ASSIGNMENT:
Below is a block of records; repeat each one exactly.

-- INFORMATION follows --

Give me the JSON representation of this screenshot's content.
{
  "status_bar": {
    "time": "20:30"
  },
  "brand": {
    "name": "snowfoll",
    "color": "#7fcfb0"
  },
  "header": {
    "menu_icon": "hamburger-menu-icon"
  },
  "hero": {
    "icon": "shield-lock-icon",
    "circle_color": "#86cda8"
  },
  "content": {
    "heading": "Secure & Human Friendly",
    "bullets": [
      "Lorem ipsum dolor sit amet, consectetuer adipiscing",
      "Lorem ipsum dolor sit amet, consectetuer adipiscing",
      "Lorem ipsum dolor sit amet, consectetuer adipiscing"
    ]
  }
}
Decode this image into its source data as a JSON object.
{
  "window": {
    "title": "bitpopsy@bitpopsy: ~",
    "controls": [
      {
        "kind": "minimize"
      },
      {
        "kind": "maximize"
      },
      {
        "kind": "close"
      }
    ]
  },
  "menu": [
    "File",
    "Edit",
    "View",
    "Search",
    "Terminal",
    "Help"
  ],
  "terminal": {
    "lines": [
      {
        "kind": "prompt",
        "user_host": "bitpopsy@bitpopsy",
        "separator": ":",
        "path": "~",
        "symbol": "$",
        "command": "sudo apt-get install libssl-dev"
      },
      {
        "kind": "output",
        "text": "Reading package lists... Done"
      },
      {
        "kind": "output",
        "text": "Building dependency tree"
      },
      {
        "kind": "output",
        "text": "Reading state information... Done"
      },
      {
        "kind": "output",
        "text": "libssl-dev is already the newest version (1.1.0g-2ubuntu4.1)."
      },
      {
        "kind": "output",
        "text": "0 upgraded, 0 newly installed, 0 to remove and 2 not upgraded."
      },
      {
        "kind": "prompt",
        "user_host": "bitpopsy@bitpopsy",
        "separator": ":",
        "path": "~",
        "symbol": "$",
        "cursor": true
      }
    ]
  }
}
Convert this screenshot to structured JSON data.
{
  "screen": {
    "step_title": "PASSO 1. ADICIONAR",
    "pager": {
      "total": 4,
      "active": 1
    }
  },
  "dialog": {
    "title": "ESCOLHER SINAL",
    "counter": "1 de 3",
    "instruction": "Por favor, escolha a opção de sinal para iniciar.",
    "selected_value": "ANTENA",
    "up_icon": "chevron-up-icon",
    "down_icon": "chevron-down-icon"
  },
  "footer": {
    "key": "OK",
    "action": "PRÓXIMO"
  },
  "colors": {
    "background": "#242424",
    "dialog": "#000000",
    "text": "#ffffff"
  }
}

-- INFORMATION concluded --

RESULT:
Give me the JSON representation of this screenshot's content.
{
  "status_bar": {
    "time": "20:30"
  },
  "brand": {
    "name": "snowfoll",
    "color": "#7fcfb0"
  },
  "header": {
    "menu_icon": "hamburger-menu-icon"
  },
  "hero": {
    "icon": "shield-lock-icon",
    "circle_color": "#86cda8"
  },
  "content": {
    "heading": "Secure & Human Friendly",
    "bullets": [
      "Lorem ipsum dolor sit amet, consectetuer adipiscing",
      "Lorem ipsum dolor sit amet, consectetuer adipiscing",
      "Lorem ipsum dolor sit amet, consectetuer adipiscing"
    ]
  }
}
Decode this image into its source data as a JSON object.
{
  "window": {
    "title": "bitpopsy@bitpopsy: ~",
    "controls": [
      {
        "kind": "minimize"
      },
      {
        "kind": "maximize"
      },
      {
        "kind": "close"
      }
    ]
  },
  "menu": [
    "File",
    "Edit",
    "View",
    "Search",
    "Terminal",
    "Help"
  ],
  "terminal": {
    "lines": [
      {
        "kind": "prompt",
        "user_host": "bitpopsy@bitpopsy",
        "separator": ":",
        "path": "~",
        "symbol": "$",
        "command": "sudo apt-get install libssl-dev"
      },
      {
        "kind": "output",
        "text": "Reading package lists... Done"
      },
      {
        "kind": "output",
        "text": "Building dependency tree"
      },
      {
        "kind": "output",
        "text": "Reading state information... Done"
      },
      {
        "kind": "output",
        "text": "libssl-dev is already the newest version (1.1.0g-2ubuntu4.1)."
      },
      {
        "kind": "output",
        "text": "0 upgraded, 0 newly installed, 0 to remove and 2 not upgraded."
      },
      {
        "kind": "prompt",
        "user_host": "bitpopsy@bitpopsy",
        "separator": ":",
        "path": "~",
        "symbol": "$",
        "cursor": true
      }
    ]
  }
}
Convert this screenshot to structured JSON data.
{
  "screen": {
    "step_title": "PASSO 1. ADICIONAR",
    "pager": {
      "total": 4,
      "active": 1
    }
  },
  "dialog": {
    "title": "ESCOLHER SINAL",
    "counter": "1 de 3",
    "instruction": "Por favor, escolha a opção de sinal para iniciar.",
    "selected_value": "ANTENA",
    "up_icon": "chevron-up-icon",
    "down_icon": "chevron-down-icon"
  },
  "footer": {
    "key": "OK",
    "action": "PRÓXIMO"
  },
  "colors": {
    "background": "#242424",
    "dialog": "#000000",
    "text": "#ffffff"
  }
}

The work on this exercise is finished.